_Exercise_. Copy each line of the records that holds the string "your".

_Data for processing_.
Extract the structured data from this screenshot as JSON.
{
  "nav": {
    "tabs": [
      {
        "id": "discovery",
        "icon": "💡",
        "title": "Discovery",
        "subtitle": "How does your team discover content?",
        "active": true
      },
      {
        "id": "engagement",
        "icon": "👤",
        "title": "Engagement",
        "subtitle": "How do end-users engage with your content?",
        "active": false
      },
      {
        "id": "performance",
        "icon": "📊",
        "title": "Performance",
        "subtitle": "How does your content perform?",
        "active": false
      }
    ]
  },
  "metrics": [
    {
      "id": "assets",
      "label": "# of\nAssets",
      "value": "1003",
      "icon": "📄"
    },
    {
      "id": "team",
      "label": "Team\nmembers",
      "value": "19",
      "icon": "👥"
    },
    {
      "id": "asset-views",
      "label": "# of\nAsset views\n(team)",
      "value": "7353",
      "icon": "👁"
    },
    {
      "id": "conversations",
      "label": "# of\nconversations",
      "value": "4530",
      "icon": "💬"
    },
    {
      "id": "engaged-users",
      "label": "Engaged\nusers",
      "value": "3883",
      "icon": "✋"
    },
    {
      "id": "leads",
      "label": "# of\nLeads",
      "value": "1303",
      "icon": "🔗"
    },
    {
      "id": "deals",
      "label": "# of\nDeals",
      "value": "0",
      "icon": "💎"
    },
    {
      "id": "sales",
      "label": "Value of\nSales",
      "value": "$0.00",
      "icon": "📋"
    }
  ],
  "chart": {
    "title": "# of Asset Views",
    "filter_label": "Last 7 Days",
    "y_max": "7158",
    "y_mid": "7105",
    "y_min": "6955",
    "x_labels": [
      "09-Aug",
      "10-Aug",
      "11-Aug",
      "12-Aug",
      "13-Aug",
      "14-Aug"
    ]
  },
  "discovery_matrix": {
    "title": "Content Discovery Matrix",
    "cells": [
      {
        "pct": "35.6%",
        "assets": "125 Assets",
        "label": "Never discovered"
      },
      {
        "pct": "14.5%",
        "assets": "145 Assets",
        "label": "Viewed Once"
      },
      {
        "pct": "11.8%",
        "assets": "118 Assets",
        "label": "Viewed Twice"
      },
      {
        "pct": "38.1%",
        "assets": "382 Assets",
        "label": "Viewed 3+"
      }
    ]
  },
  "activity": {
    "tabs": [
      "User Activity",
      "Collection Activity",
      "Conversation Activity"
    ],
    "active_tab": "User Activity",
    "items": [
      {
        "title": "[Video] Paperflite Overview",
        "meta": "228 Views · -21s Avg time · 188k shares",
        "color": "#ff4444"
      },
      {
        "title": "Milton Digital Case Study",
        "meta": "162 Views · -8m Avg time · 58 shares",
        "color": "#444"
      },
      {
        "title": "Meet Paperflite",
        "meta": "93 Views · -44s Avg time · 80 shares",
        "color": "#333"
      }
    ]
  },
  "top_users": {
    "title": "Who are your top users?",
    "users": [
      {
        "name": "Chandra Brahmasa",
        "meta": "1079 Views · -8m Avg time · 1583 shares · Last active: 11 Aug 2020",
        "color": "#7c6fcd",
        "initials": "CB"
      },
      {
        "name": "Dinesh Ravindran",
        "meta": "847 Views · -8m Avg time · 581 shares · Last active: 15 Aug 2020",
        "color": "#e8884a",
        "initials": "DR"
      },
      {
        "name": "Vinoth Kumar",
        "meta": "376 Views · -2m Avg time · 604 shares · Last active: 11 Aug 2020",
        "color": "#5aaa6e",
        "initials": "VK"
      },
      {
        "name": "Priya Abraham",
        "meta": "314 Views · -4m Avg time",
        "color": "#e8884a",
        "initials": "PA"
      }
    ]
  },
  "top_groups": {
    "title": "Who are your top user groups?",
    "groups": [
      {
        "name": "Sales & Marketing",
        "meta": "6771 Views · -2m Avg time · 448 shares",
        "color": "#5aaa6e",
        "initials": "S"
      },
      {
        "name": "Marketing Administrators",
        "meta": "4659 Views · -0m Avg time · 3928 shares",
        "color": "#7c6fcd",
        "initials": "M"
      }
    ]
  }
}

_Solution to this exercise_.
        "subtitle": "How does your team discover content?",
        "subtitle": "How do end-users engage with your content?",
        "subtitle": "How does your content perform?",
    "title": "Who are your top users?",
    "title": "Who are your top user groups?",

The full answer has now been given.